    We cannot have a healthy environment without having prosperity. If we look around the world, the countries with the highest environmental standards are those that are the most prosperous. The two go hand in hand.
     When the Liberals introduce legislation like that before us, what they are doing is undermining Canada's ability to build infrastructure, to build pipelines, and to develop resources. They are undermining our long-term prosperity as a country.
    Mr. Speaker, the member for Abbotsford painted quite a picture of the reason for the 2012 changes. He talked about farmers' drainage ditches being the reason for the gutting of the Fisheries Act in 2012. I remember it quite differently. My understanding of the real reason behind the changes was to do with then prime minister Harper's concern about the Fisheries Act causing a problem for the oil agenda he had, which was to get those pipelines to tidewater.
    What did the Conservatives do? They went after a specific section of the act, which was about habitat protection, and removed it completely. They switched the focus of the act to serious harm to certain fish, commercial fish, making it practically impossible to prove that any project would have an impact on fish or fisheries. In fact, that caused the absolute opposite of what he was hoping for, which was certainty for business and industry. It started to cause uncertainty.
    Six hundred scientists spoke out. Two former Conservative fisheries ministers, John Fraser and Tom Siddon, spoke out. What would my colleague say to John Fraser and Tom Siddon about their concerns about the changes in 2012?
    Mr. Speaker, what I would say to them and what I would say to that member, who I respect, is that his suggestion that we gutted the Fisheries Act is not borne out by evidence.
    In my earlier comments, I mentioned that the fisheries committee studied the changes we made to the Fisheries Act. Committee members specifically asked the witnesses if there was any evidence that the changes made to the Fisheries Act to make it more responsive to the needs of the Canadian economy, while at the same time protecting our fish and fish habitat, put fish habitat at risk. There was not one piece of evidence brought forward at committee.
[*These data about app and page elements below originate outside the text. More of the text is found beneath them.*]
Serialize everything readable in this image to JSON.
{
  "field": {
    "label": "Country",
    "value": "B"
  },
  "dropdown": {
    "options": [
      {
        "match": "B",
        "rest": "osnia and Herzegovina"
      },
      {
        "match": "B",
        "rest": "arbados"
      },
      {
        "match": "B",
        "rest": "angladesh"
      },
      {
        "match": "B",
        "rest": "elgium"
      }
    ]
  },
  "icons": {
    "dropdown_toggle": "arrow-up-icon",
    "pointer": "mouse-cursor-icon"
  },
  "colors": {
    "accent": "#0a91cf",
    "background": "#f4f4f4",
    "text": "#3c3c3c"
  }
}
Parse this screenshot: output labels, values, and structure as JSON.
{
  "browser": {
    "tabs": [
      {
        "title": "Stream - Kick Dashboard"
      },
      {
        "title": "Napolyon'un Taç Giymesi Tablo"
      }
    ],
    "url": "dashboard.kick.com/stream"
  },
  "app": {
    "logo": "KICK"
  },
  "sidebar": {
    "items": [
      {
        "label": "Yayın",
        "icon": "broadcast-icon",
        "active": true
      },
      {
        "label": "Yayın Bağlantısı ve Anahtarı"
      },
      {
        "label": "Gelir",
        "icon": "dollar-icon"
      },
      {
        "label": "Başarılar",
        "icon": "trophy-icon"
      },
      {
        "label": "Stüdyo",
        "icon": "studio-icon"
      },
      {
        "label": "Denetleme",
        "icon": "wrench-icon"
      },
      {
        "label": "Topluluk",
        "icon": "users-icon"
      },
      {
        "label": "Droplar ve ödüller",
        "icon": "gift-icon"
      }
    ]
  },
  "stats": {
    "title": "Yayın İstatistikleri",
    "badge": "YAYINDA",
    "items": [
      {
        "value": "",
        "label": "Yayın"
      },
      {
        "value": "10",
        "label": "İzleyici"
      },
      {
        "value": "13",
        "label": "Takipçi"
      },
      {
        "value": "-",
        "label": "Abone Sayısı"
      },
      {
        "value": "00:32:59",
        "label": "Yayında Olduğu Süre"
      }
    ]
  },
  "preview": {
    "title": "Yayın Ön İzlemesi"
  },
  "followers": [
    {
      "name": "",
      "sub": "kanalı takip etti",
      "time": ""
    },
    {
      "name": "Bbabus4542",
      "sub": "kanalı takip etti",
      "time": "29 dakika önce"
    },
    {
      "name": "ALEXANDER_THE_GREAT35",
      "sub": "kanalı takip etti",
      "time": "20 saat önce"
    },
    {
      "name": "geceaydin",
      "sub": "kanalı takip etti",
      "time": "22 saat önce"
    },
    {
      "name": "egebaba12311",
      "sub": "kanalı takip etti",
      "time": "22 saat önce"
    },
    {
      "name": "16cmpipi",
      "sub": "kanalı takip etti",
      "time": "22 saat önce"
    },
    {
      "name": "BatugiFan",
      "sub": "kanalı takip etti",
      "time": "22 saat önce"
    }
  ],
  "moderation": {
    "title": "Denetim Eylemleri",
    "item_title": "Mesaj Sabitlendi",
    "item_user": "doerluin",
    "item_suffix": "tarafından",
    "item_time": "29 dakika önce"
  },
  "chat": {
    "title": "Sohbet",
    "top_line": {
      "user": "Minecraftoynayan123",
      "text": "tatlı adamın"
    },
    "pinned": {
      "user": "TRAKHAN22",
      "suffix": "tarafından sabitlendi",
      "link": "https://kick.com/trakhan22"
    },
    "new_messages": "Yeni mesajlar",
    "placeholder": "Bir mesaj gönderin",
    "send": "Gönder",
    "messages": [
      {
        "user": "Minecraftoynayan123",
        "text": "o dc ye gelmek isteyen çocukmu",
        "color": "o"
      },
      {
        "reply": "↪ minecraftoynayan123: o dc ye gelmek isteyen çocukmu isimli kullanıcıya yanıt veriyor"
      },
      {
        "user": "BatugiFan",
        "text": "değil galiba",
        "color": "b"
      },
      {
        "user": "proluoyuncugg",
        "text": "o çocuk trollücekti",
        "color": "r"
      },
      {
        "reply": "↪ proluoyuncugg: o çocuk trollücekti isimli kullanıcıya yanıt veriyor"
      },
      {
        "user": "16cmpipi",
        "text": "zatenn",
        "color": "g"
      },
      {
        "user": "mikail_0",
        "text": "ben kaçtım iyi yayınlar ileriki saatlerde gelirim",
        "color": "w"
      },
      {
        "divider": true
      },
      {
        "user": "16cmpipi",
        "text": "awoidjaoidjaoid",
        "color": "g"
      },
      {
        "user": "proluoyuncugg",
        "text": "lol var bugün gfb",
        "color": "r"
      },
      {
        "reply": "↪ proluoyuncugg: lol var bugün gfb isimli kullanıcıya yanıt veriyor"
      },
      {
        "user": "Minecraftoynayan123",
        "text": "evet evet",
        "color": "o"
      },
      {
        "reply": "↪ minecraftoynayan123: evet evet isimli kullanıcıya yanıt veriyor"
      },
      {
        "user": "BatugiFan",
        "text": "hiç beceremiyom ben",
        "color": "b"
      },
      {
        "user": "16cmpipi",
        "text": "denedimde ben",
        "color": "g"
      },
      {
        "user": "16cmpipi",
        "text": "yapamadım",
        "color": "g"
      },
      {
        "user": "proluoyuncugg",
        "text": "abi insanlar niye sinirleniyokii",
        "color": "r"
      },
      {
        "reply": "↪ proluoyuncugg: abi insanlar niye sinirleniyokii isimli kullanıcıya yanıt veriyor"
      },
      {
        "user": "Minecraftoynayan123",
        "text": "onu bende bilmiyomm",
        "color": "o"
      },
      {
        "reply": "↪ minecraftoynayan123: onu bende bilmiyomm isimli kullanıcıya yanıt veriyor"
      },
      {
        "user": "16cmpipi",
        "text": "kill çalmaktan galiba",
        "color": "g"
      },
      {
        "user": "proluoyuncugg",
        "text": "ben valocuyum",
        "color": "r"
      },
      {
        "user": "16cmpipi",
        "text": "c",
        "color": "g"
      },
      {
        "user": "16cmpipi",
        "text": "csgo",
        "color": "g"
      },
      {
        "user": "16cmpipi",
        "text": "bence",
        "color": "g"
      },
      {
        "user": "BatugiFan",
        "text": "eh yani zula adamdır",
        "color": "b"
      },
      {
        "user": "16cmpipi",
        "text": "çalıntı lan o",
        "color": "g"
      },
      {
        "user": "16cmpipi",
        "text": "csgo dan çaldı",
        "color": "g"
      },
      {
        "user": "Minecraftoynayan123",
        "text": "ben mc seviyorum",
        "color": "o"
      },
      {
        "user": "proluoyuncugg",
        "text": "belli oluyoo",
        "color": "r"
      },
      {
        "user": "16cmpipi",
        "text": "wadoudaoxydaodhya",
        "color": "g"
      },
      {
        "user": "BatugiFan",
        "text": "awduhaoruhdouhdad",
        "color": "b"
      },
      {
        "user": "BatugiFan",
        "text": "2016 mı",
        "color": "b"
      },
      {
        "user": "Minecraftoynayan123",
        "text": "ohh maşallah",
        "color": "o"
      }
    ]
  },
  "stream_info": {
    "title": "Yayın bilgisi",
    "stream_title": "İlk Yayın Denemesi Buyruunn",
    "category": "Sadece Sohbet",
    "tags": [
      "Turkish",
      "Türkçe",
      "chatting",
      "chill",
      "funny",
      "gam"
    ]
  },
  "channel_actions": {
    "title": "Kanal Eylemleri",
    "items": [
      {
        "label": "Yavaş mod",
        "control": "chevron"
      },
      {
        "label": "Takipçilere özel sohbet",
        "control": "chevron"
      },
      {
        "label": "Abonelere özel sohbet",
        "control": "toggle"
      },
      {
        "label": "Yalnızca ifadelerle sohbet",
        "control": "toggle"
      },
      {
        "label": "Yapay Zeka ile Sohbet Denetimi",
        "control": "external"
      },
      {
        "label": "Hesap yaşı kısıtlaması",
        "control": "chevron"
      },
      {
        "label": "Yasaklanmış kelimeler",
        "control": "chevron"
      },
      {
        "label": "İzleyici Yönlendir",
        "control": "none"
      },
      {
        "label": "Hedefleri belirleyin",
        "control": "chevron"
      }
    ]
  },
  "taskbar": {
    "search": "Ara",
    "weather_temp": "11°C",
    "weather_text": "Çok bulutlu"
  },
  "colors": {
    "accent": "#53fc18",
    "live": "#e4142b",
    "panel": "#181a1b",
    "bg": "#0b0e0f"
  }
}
    I am an evidence-based guy. I am a lawyer. In courtrooms, they always talk about evidence. I believe in science. I believe in evidence. That evidence could have been presented at committee. Any of the members of that committee, representing all the parties in the House, had the opportunity to ask if those changes the former Conservative government made harmed fish or fish habitat, and not one person came forward.
    The suggestion that the Fisheries Act was gutted in 2012 is patently false.

  (1620)  

    Mr. Speaker, I am pleased to rise today to speak to the changes in the Fisheries